To help domestic businesses, countries – especially in Asia – are opening up their borders to immigrants with the right talent.
A few months ago, it was Malaysia that instituted the Malaysia Tech Entrepreneur Program, granting visas to both, new and established entrepreneurs for up to five years. The visa approval process has also been accelerated for applicants, compared to other classes of work and business visas issued by the country.
Now, Hong Kong has launched a new pilot program to help make immigration for tech talent easier. The government will begin accepting applications next month.
The program, christened the Technology Talent Admission Scheme (TechTAS), is being administered by the Innovation and Technology Commission (ITC).
TechTAS is a three-year pilot scheme which provides a fast-track arrangement for eligible technology companies/institutes to admit overseas and Mainland technology talent to undertake R&D work for them.
Under the pilot scheme, tenants and incubatees of the Hong Kong Science and Technology Parks Corporation (HKSTPC) and Hong Kong Cyberport Management Company Limited (Cyberport) that are engaged in the areas of biotechnology, artificial intelligence, cybersecurity, robotics, data analytics, financial technologies and material science are eligible for application.
The Innovation and Technology Commission will roll out new Technology Talent Admission Scheme (TechTAS) soon! It will simplify the talent admission procedures to facilitate local technology companies sponsor eligible tech talents to work in Hong Kong. https://t.co/x8yHJhkAek pic.twitter.com/iKvwhAjAnJ
— Cyberport (@cyberport_hk) May 8, 2018

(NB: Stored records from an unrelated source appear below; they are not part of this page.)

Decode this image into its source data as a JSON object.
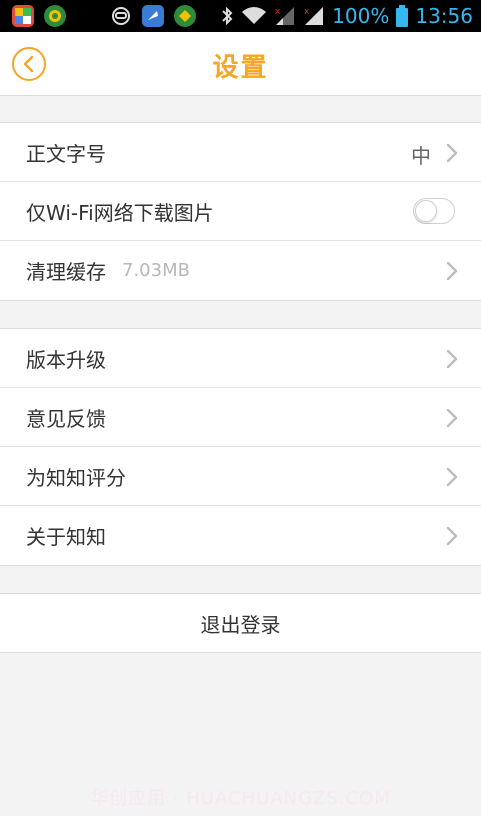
{
  "status_bar": {
    "battery": "100%",
    "time": "13:56"
  },
  "header": {
    "title": "设置"
  },
  "settings_group_1": {
    "font_size": {
      "label": "正文字号",
      "value": "中"
    },
    "wifi_only": {
      "label": "仅Wi-Fi网络下载图片",
      "enabled": false
    },
    "clear_cache": {
      "label": "清理缓存",
      "size": "7.03MB"
    }
  },
  "settings_group_2": {
    "items": [
      {
        "label": "版本升级"
      },
      {
        "label": "意见反馈"
      },
      {
        "label": "为知知评分"
      },
      {
        "label": "关于知知"
      }
    ]
  },
  "logout": {
    "label": "退出登录"
  },
  "watermark": "华创应用 · HUACHUANGZS.COM",
  "colors": {
    "accent": "#f5a623",
    "status_bar_text": "#35b7f0"
  }
}
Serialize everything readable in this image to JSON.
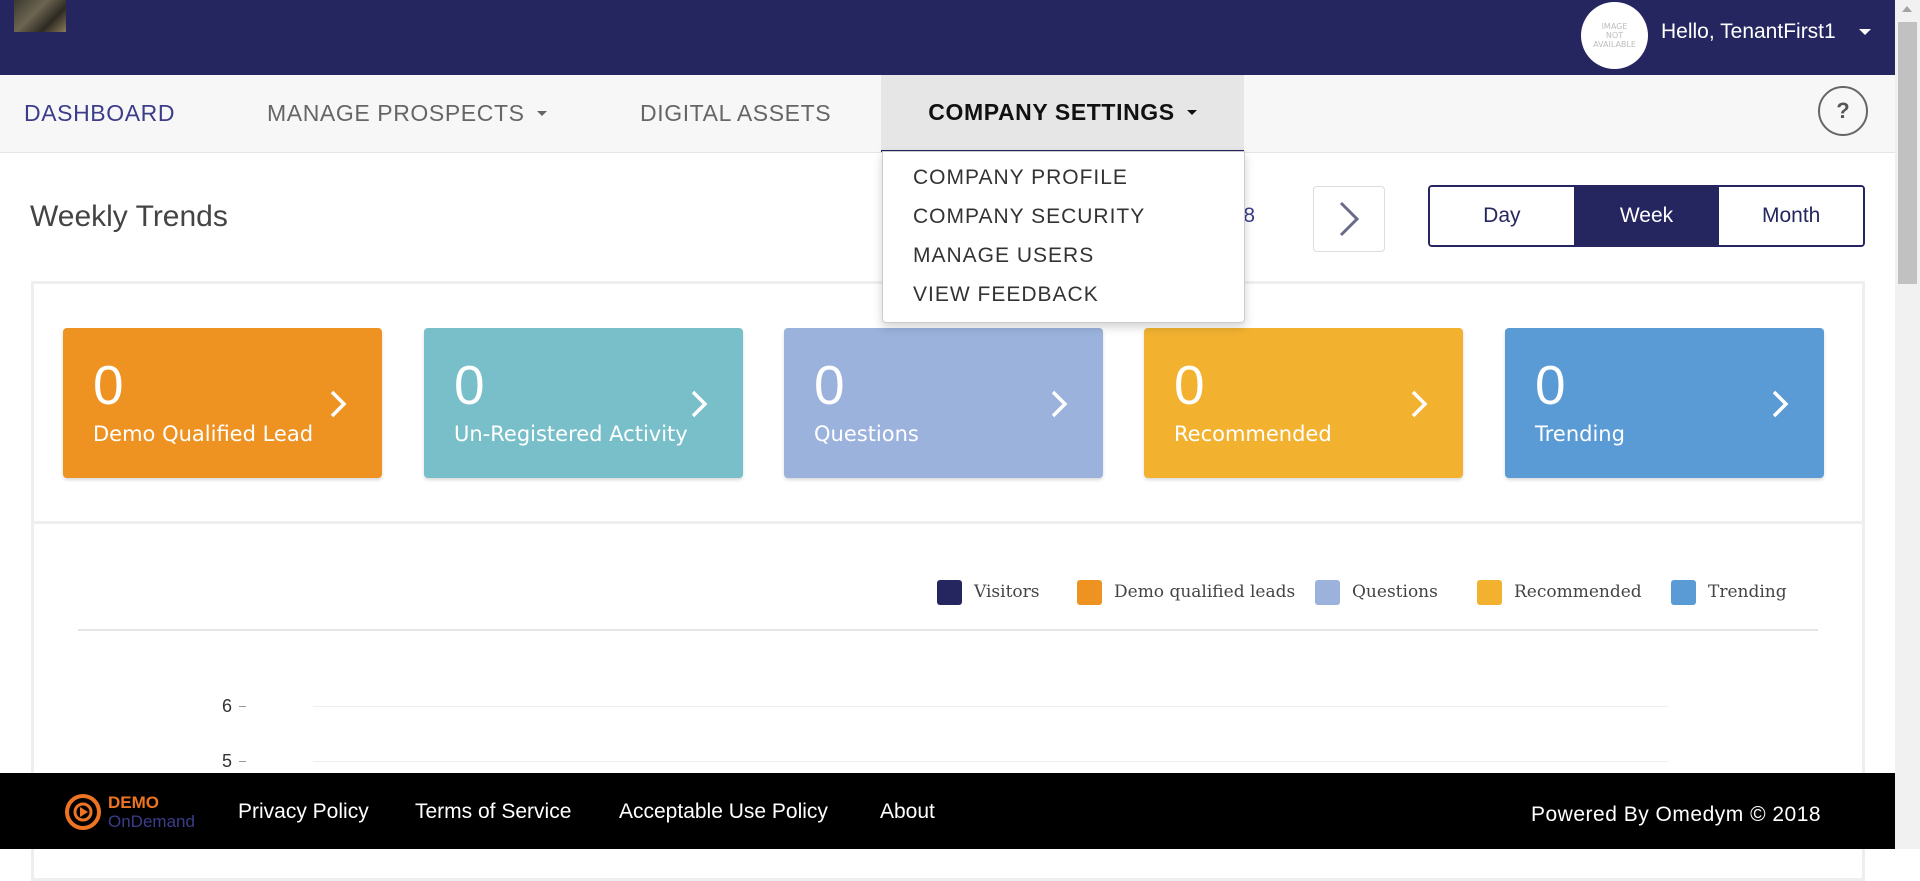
{
  "header": {
    "user_greeting": "Hello, TenantFirst1",
    "avatar_text": "IMAGE NOT AVAILABLE"
  },
  "nav": {
    "dashboard": "DASHBOARD",
    "manage_prospects": "MANAGE PROSPECTS",
    "digital_assets": "DIGITAL ASSETS",
    "company_settings": "COMPANY SETTINGS",
    "help_label": "?"
  },
  "dropdown": {
    "items": [
      "COMPANY PROFILE",
      "COMPANY SECURITY",
      "MANAGE USERS",
      "VIEW FEEDBACK"
    ]
  },
  "page": {
    "title": "Weekly Trends",
    "date_partial": "018",
    "periods": [
      "Day",
      "Week",
      "Month"
    ],
    "active_period": "Week"
  },
  "cards": [
    {
      "count": "0",
      "label": "Demo Qualified Lead",
      "color": "#ee9322"
    },
    {
      "count": "0",
      "label": "Un-Registered Activity",
      "color": "#79bfc9"
    },
    {
      "count": "0",
      "label": "Questions",
      "color": "#9ab2dc"
    },
    {
      "count": "0",
      "label": "Recommended",
      "color": "#f2b230"
    },
    {
      "count": "0",
      "label": "Trending",
      "color": "#5b9bd5"
    }
  ],
  "legend": [
    {
      "label": "Visitors",
      "color": "#252660"
    },
    {
      "label": "Demo qualified leads",
      "color": "#ee9322"
    },
    {
      "label": "Questions",
      "color": "#9ab2dc"
    },
    {
      "label": "Recommended",
      "color": "#f2b230"
    },
    {
      "label": "Trending",
      "color": "#5b9bd5"
    }
  ],
  "chart_data": {
    "type": "line",
    "series": [
      {
        "name": "Visitors",
        "values": []
      },
      {
        "name": "Demo qualified leads",
        "values": []
      },
      {
        "name": "Questions",
        "values": []
      },
      {
        "name": "Recommended",
        "values": []
      },
      {
        "name": "Trending",
        "values": []
      }
    ],
    "y_ticks": [
      6,
      5
    ]
  },
  "footer": {
    "logo_top": "DEMO",
    "logo_bottom": "OnDemand",
    "links": [
      "Privacy Policy",
      "Terms of Service",
      "Acceptable Use Policy",
      "About"
    ],
    "powered_by": "Powered By Omedym © 2018"
  },
  "colors": {
    "primary": "#252660",
    "accent_orange": "#ee9322"
  }
}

According to the criteria of the program, eligible technology companies/institutes will first have to apply for a quota. A company/institute allotted with a quota can accordingly sponsor eligible persons to apply for an employment visa/entry permit within the quota validity period. It also has to fulfill the requirement to employ new local employees.
The ITC believes that the TechTAS program will provide certainty for technology companies/institutes by allotting them a quota to admit technology talent with specific requirements that are in-line with their recruitment needs and their business plan.
TechTAS will still require the applicant technology companies/institutes to demonstrate at the quota application stage that the technology talent sought is short in supply or not readily available in Hong Kong.
However, it will do away with the requirement to demonstrate local recruitment failure every time they seek to bring in talent. Doing so will make the actual admission procedure more streamlined and thus considerably shorter.
Further, once the applicant technology company/institute has identified a suitable candidate fitting the requirements in the allotted quota, it would take a shorter period for the individual to obtain a visa/entry permit.
According to the ICT’s website, the Immigration Department should ideally take no more than two weeks to process the visa/entry permit applications upon receipt of all the required documents.
Given Hong Kong’s ambitions to retain its position as one of Asia’s leading tech hubs, the country’s new pilot program might work wonders for the country. If all goes well, at least 3,000 new highly competent tech professionals will help the city develop incredible solutions over the next three years.
- Robots can soon learn from humans through observation
- Your chatbots are about to get a lot more human-like
- Spelling out what GDPR means for Singaporean businesses
- Will Malaysia’s government revamp undo Alibaba’s e-commerce investments?
- P&G lists 3.5k products on digital platform to boost transparency